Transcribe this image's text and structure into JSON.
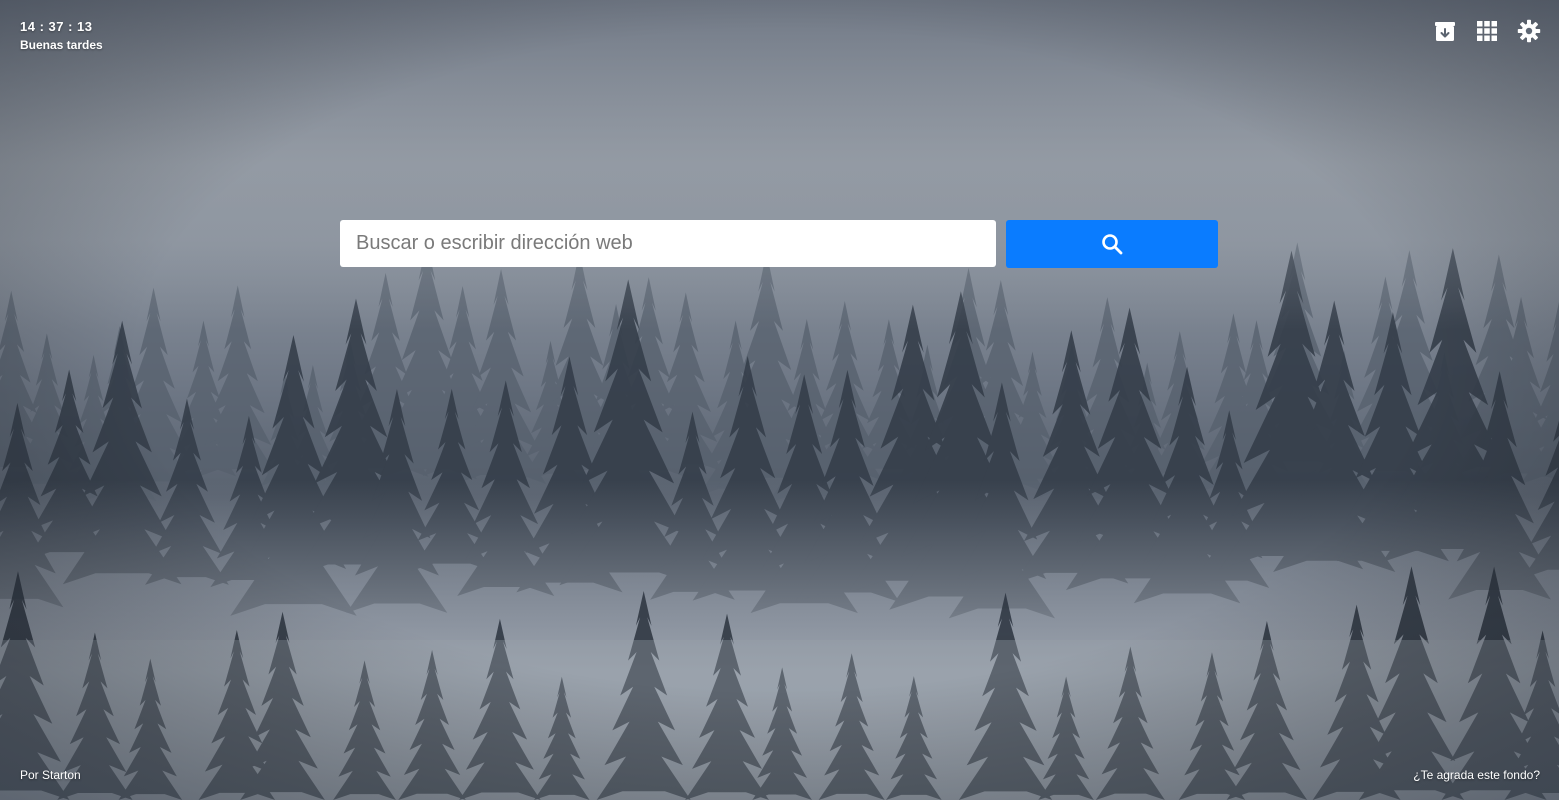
{
  "clock": {
    "time": "14 : 37 : 13",
    "greeting": "Buenas tardes"
  },
  "toolbar": {
    "icons": [
      "archive-download-icon",
      "apps-grid-icon",
      "gear-icon"
    ]
  },
  "search": {
    "placeholder": "Buscar o escribir dirección web",
    "value": "",
    "button_icon": "search-icon",
    "button_color": "#0a7cff"
  },
  "footer": {
    "credit": "Por Starton",
    "feedback": "¿Te agrada este fondo?"
  },
  "colors": {
    "fog": "#8a929d",
    "forest": "#2a323c",
    "text": "#ffffff"
  }
}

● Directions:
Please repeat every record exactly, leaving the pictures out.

● Solution:
Transcribe this image's text and structure into JSON.
{
  "clock": {
    "time": "14 : 37 : 13",
    "greeting": "Buenas tardes"
  },
  "toolbar": {
    "icons": [
      "archive-download-icon",
      "apps-grid-icon",
      "gear-icon"
    ]
  },
  "search": {
    "placeholder": "Buscar o escribir dirección web",
    "value": "",
    "button_icon": "search-icon",
    "button_color": "#0a7cff"
  },
  "footer": {
    "credit": "Por Starton",
    "feedback": "¿Te agrada este fondo?"
  },
  "colors": {
    "fog": "#8a929d",
    "forest": "#2a323c",
    "text": "#ffffff"
  }
}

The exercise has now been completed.